What is needed
Set down the entries again word for word, without any of the images.

Listed records
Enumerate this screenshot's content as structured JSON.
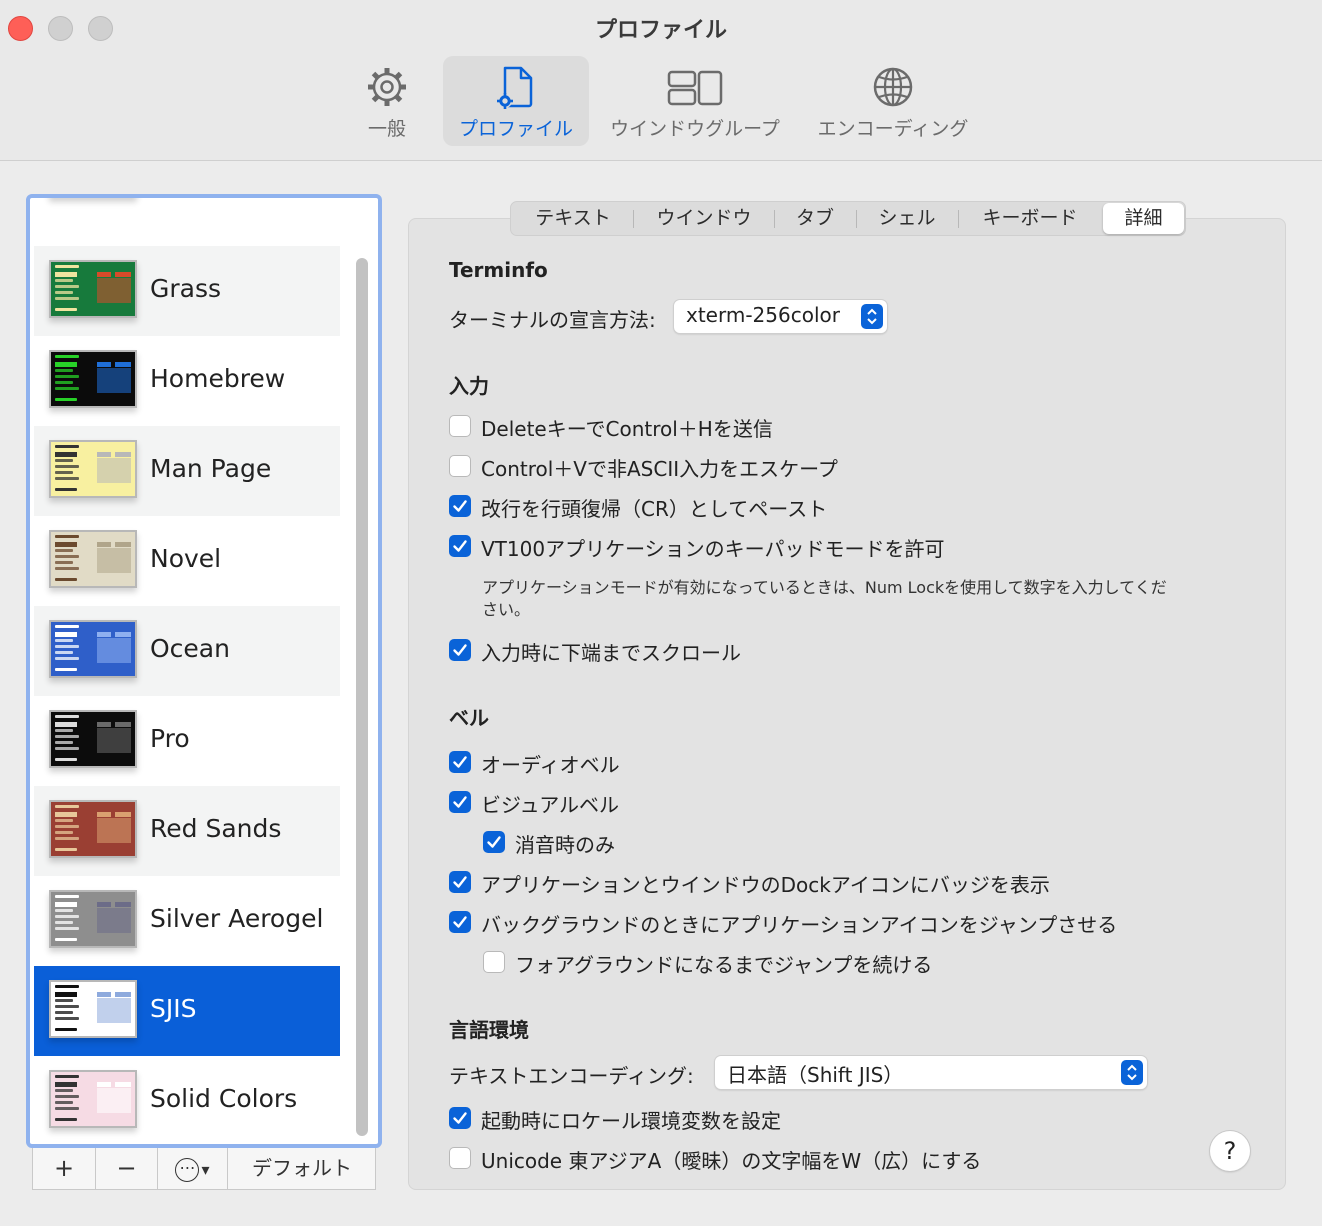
{
  "window": {
    "title": "プロファイル"
  },
  "toolbar": {
    "items": [
      {
        "label": "一般",
        "icon": "gear-icon"
      },
      {
        "label": "プロファイル",
        "icon": "profile-doc-icon"
      },
      {
        "label": "ウインドウグループ",
        "icon": "window-group-icon"
      },
      {
        "label": "エンコーディング",
        "icon": "globe-icon"
      }
    ]
  },
  "profiles": [
    {
      "name": "デフォルト",
      "bg": "#f4f4f4",
      "fg": "#555555",
      "accent": "#888888"
    },
    {
      "name": "Grass",
      "bg": "#177a3c",
      "fg": "#f0e4a0",
      "accent": "#d64b2a"
    },
    {
      "name": "Homebrew",
      "bg": "#0b0b0b",
      "fg": "#28d228",
      "accent": "#1f6fd8"
    },
    {
      "name": "Man Page",
      "bg": "#f8f0a0",
      "fg": "#333333",
      "accent": "#b8b8b8"
    },
    {
      "name": "Novel",
      "bg": "#e1dbc6",
      "fg": "#6b4a2e",
      "accent": "#b0a58a"
    },
    {
      "name": "Ocean",
      "bg": "#2f5fc9",
      "fg": "#ffffff",
      "accent": "#8fb0f0"
    },
    {
      "name": "Pro",
      "bg": "#0c0c0c",
      "fg": "#dddddd",
      "accent": "#6a6a6a"
    },
    {
      "name": "Red Sands",
      "bg": "#9a3f33",
      "fg": "#e8c79a",
      "accent": "#d9a070"
    },
    {
      "name": "Silver Aerogel",
      "bg": "#8e8e8e",
      "fg": "#ffffff",
      "accent": "#6c6c88"
    },
    {
      "name": "SJIS",
      "bg": "#ffffff",
      "fg": "#111111",
      "accent": "#8eaadd"
    },
    {
      "name": "Solid Colors",
      "bg": "#f6dbe4",
      "fg": "#333333",
      "accent": "#ffffff"
    }
  ],
  "selected_profile": "SJIS",
  "list_buttons": {
    "add": "+",
    "remove": "−",
    "more": "⋯",
    "chevron": "▾",
    "default": "デフォルト"
  },
  "tabs": [
    {
      "label": "テキスト"
    },
    {
      "label": "ウインドウ"
    },
    {
      "label": "タブ"
    },
    {
      "label": "シェル"
    },
    {
      "label": "キーボード"
    },
    {
      "label": "詳細"
    }
  ],
  "terminfo": {
    "title": "Terminfo",
    "declare_label": "ターミナルの宣言方法:",
    "declare_value": "xterm-256color"
  },
  "input": {
    "title": "入力",
    "delete_sends_ctrl_h": {
      "label": "DeleteキーでControl＋Hを送信",
      "checked": false
    },
    "escape_non_ascii": {
      "label": "Control＋Vで非ASCII入力をエスケープ",
      "checked": false
    },
    "paste_newline_cr": {
      "label": "改行を行頭復帰（CR）としてペースト",
      "checked": true
    },
    "vt100_keypad": {
      "label": "VT100アプリケーションのキーパッドモードを許可",
      "checked": true
    },
    "keypad_note": "アプリケーションモードが有効になっているときは、Num Lockを使用して数字を入力してください。",
    "scroll_to_bottom": {
      "label": "入力時に下端までスクロール",
      "checked": true
    }
  },
  "bell": {
    "title": "ベル",
    "audio_bell": {
      "label": "オーディオベル",
      "checked": true
    },
    "visual_bell": {
      "label": "ビジュアルベル",
      "checked": true
    },
    "only_when_muted": {
      "label": "消音時のみ",
      "checked": true
    },
    "dock_badge": {
      "label": "アプリケーションとウインドウのDockアイコンにバッジを表示",
      "checked": true
    },
    "bounce_icon": {
      "label": "バックグラウンドのときにアプリケーションアイコンをジャンプさせる",
      "checked": true
    },
    "bounce_until_foreground": {
      "label": "フォアグラウンドになるまでジャンプを続ける",
      "checked": false
    }
  },
  "locale": {
    "title": "言語環境",
    "encoding_label": "テキストエンコーディング:",
    "encoding_value": "日本語（Shift JIS）",
    "set_locale_vars": {
      "label": "起動時にロケール環境変数を設定",
      "checked": true
    },
    "unicode_east_asian": {
      "label": "Unicode 東アジアA（曖昧）の文字幅をW（広）にする",
      "checked": false
    }
  },
  "help": {
    "label": "?"
  }
}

Your response
Enumerate this screenshot's content as structured JSON.
{
  "window": {
    "title": "プロファイル"
  },
  "toolbar": {
    "items": [
      {
        "label": "一般",
        "icon": "gear-icon"
      },
      {
        "label": "プロファイル",
        "icon": "profile-doc-icon"
      },
      {
        "label": "ウインドウグループ",
        "icon": "window-group-icon"
      },
      {
        "label": "エンコーディング",
        "icon": "globe-icon"
      }
    ]
  },
  "profiles": [
    {
      "name": "デフォルト",
      "bg": "#f4f4f4",
      "fg": "#555555",
      "accent": "#888888"
    },
    {
      "name": "Grass",
      "bg": "#177a3c",
      "fg": "#f0e4a0",
      "accent": "#d64b2a"
    },
    {
      "name": "Homebrew",
      "bg": "#0b0b0b",
      "fg": "#28d228",
      "accent": "#1f6fd8"
    },
    {
      "name": "Man Page",
      "bg": "#f8f0a0",
      "fg": "#333333",
      "accent": "#b8b8b8"
    },
    {
      "name": "Novel",
      "bg": "#e1dbc6",
      "fg": "#6b4a2e",
      "accent": "#b0a58a"
    },
    {
      "name": "Ocean",
      "bg": "#2f5fc9",
      "fg": "#ffffff",
      "accent": "#8fb0f0"
    },
    {
      "name": "Pro",
      "bg": "#0c0c0c",
      "fg": "#dddddd",
      "accent": "#6a6a6a"
    },
    {
      "name": "Red Sands",
      "bg": "#9a3f33",
      "fg": "#e8c79a",
      "accent": "#d9a070"
    },
    {
      "name": "Silver Aerogel",
      "bg": "#8e8e8e",
      "fg": "#ffffff",
      "accent": "#6c6c88"
    },
    {
      "name": "SJIS",
      "bg": "#ffffff",
      "fg": "#111111",
      "accent": "#8eaadd"
    },
    {
      "name": "Solid Colors",
      "bg": "#f6dbe4",
      "fg": "#333333",
      "accent": "#ffffff"
    }
  ],
  "selected_profile": "SJIS",
  "list_buttons": {
    "add": "+",
    "remove": "−",
    "more": "⋯",
    "chevron": "▾",
    "default": "デフォルト"
  },
  "tabs": [
    {
      "label": "テキスト"
    },
    {
      "label": "ウインドウ"
    },
    {
      "label": "タブ"
    },
    {
      "label": "シェル"
    },
    {
      "label": "キーボード"
    },
    {
      "label": "詳細"
    }
  ],
  "terminfo": {
    "title": "Terminfo",
    "declare_label": "ターミナルの宣言方法:",
    "declare_value": "xterm-256color"
  },
  "input": {
    "title": "入力",
    "delete_sends_ctrl_h": {
      "label": "DeleteキーでControl＋Hを送信",
      "checked": false
    },
    "escape_non_ascii": {
      "label": "Control＋Vで非ASCII入力をエスケープ",
      "checked": false
    },
    "paste_newline_cr": {
      "label": "改行を行頭復帰（CR）としてペースト",
      "checked": true
    },
    "vt100_keypad": {
      "label": "VT100アプリケーションのキーパッドモードを許可",
      "checked": true
    },
    "keypad_note": "アプリケーションモードが有効になっているときは、Num Lockを使用して数字を入力してください。",
    "scroll_to_bottom": {
      "label": "入力時に下端までスクロール",
      "checked": true
    }
  },
  "bell": {
    "title": "ベル",
    "audio_bell": {
      "label": "オーディオベル",
      "checked": true
    },
    "visual_bell": {
      "label": "ビジュアルベル",
      "checked": true
    },
    "only_when_muted": {
      "label": "消音時のみ",
      "checked": true
    },
    "dock_badge": {
      "label": "アプリケーションとウインドウのDockアイコンにバッジを表示",
      "checked": true
    },
    "bounce_icon": {
      "label": "バックグラウンドのときにアプリケーションアイコンをジャンプさせる",
      "checked": true
    },
    "bounce_until_foreground": {
      "label": "フォアグラウンドになるまでジャンプを続ける",
      "checked": false
    }
  },
  "locale": {
    "title": "言語環境",
    "encoding_label": "テキストエンコーディング:",
    "encoding_value": "日本語（Shift JIS）",
    "set_locale_vars": {
      "label": "起動時にロケール環境変数を設定",
      "checked": true
    },
    "unicode_east_asian": {
      "label": "Unicode 東アジアA（曖昧）の文字幅をW（広）にする",
      "checked": false
    }
  },
  "help": {
    "label": "?"
  }
}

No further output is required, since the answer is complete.